ISAIAH XXviii. 5, 6.
In that day shall the Lord of hosts be for a crown of glory, and for a diadem of beauty unto the residue of his people.
And for a spirit of judgment to him that sitteth in judgment, and for strength to them that turn the battle to the gate.
ALL the works of divine providence are full of wisdom and justice, even every one severally considered; yet we observe them best to be such, when we take notice of their order, and mutual aspect one to another, whether in the succession of times,' or such passages as are cotemporary and fall in together at one and the same time. As, when the Lord brings notable judgments upon the proud workers of iniquity, and at the same time confers special mercies on his own people; who is there that may not perceive justice and mercy illustrating and beautifying one another? It is true, the full re ward and perfect rest of the godly is not here below; they would be sorry if it were: nor is this the place of plenary punishment for the ungodly. Men may look for a judgment too, yet the Lord is pleased at some times to give some resemblances and pledges, as it were, of that great and last judgment in remarkable passages of justice and mercy, at one and the same time; and such a time it is that the prophet foretells in this his Sermon, which concerns the two sister kingdoms of Israel and Judah.
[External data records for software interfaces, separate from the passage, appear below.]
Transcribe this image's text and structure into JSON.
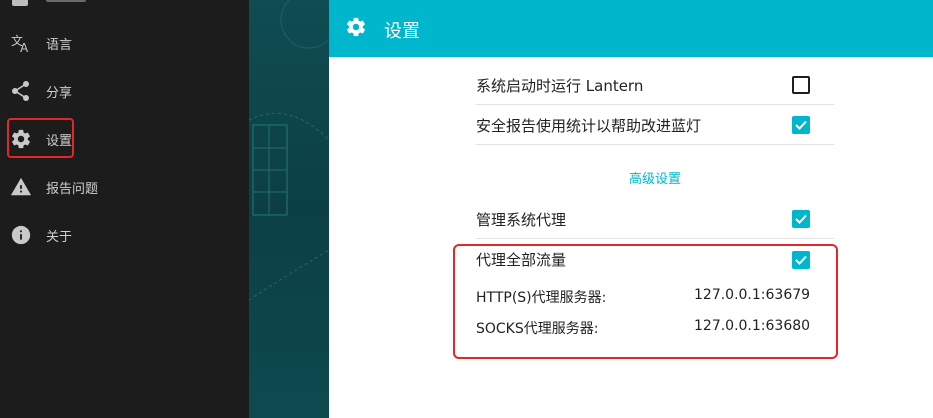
{
  "sidebar": {
    "items": [
      {
        "label": "语言",
        "icon": "translate-icon"
      },
      {
        "label": "分享",
        "icon": "share-icon"
      },
      {
        "label": "设置",
        "icon": "gear-icon"
      },
      {
        "label": "报告问题",
        "icon": "warning-icon"
      },
      {
        "label": "关于",
        "icon": "info-icon"
      }
    ]
  },
  "header": {
    "title": "设置",
    "icon": "gear-icon"
  },
  "settings": {
    "launch_on_startup": {
      "label": "系统启动时运行 Lantern",
      "checked": false
    },
    "report_stats": {
      "label": "安全报告使用统计以帮助改进蓝灯",
      "checked": true
    },
    "advanced_title": "高级设置",
    "manage_proxy": {
      "label": "管理系统代理",
      "checked": true
    },
    "proxy_all": {
      "label": "代理全部流量",
      "checked": true
    },
    "http_proxy": {
      "label": "HTTP(S)代理服务器:",
      "value": "127.0.0.1:63679"
    },
    "socks_proxy": {
      "label": "SOCKS代理服务器:",
      "value": "127.0.0.1:63680"
    }
  },
  "colors": {
    "accent": "#00b6cc",
    "highlight": "#e3262a",
    "sidebar_bg": "#1c1c1c"
  }
}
Having denounced a heavy calamity to come upon Israel, under the name of Ephraim, he comforts those of Judah under the name of the residue of his
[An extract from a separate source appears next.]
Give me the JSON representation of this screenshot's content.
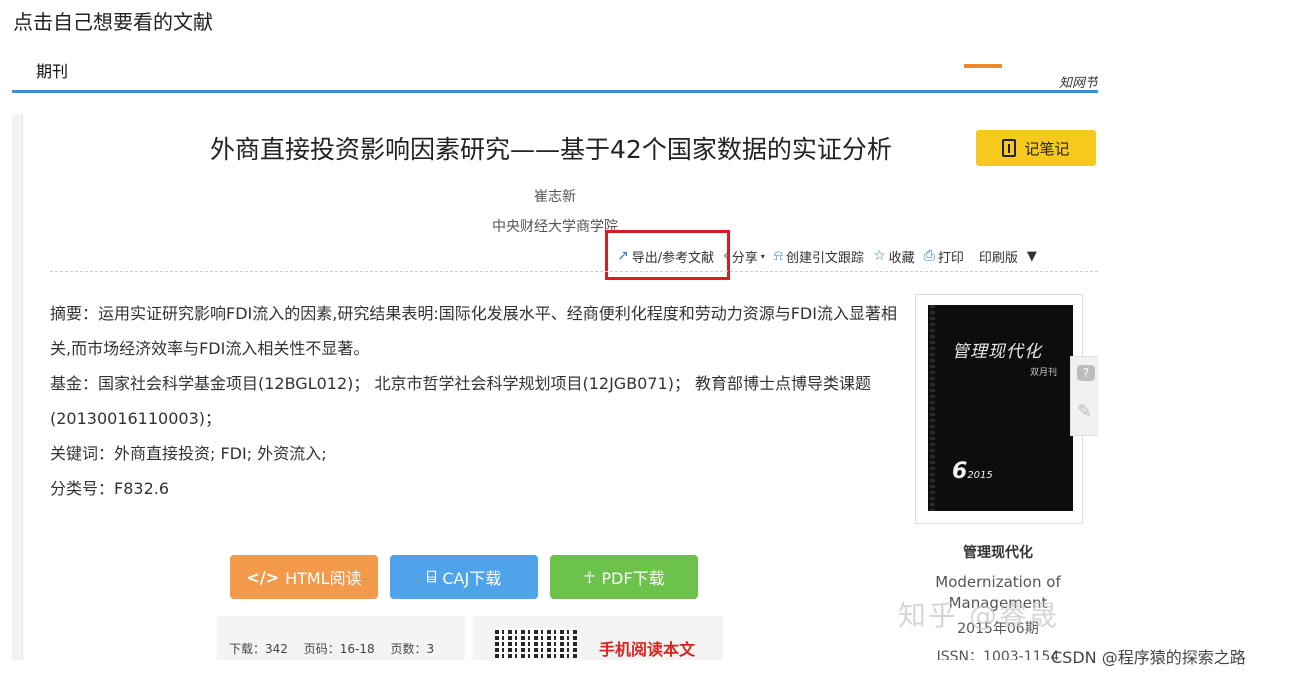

people. They not being so grossly corrupted as the other were, he stays them with this promise: in that day, saith he, when the other shall be overwhelmed, as with a deluge, the Lord of Hosts shall be for a crown of glory, and for a diadem of beauty unto the residue of his people.
The promise is made up of three benefits, yet the three are but one; or rather, one is all the three to them. The Lord of Hosts; it is he that shall be their honour, wisdom and strength. He shall be a crown, &c. But first, a word of the circumstance of time, In that day.
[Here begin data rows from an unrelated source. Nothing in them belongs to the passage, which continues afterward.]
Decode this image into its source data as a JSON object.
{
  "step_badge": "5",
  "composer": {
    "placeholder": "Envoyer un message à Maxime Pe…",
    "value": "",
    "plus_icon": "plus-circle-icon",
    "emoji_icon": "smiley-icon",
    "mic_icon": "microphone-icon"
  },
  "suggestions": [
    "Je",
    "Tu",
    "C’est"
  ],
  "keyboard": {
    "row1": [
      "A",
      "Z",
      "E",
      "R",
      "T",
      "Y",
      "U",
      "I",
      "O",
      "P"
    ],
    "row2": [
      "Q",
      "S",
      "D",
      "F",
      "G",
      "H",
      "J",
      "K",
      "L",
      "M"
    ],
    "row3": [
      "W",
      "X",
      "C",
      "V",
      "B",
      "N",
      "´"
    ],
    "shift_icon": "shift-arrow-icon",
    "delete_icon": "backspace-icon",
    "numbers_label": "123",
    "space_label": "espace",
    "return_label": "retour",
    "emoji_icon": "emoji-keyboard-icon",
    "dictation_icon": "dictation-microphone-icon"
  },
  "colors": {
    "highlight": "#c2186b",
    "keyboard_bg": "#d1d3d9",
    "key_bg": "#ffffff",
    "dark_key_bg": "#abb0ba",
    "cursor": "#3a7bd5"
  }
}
That sovereign Lord, who at first set up the lights of heaven to distinguish times and seasons, by their constant motion, and likewise by his supreme providence ruling the world, hath fixed the periods of states and kingdoms, and decreed their revolutions, their rising, ascending, and their height, with their decline and setting, hath by a special providence determined those changes and vicissitudes that befal his church. That which the Psalmist speaks, in his own particular, holds of each believer, and of the church, which they make up in all ages and places: I said, thou art my God, my times are in thy hand; a sure and steady hand indeed, and therefore he builds his confidence upon it, ver. 13, They took counsel against me, but I trusted in thee. And upon this, he prays in faith, that the face of God may shine upon him, and the wicked may be ashamed.
Thus then, as many as are looking after a day of mercy to the church of God, pray and believe upon this ground, That the time of it is neither in the frail hands of those that favour and seek it, nor in the hands of those that oppose it, how strong and subtile soever they be, but in that almighty hand, that doth in heaven and earth what pleaseth him. If he have said, now, and here, will I give a day of refreshment to my people that have long groaned
a Psalm xxxi. 15.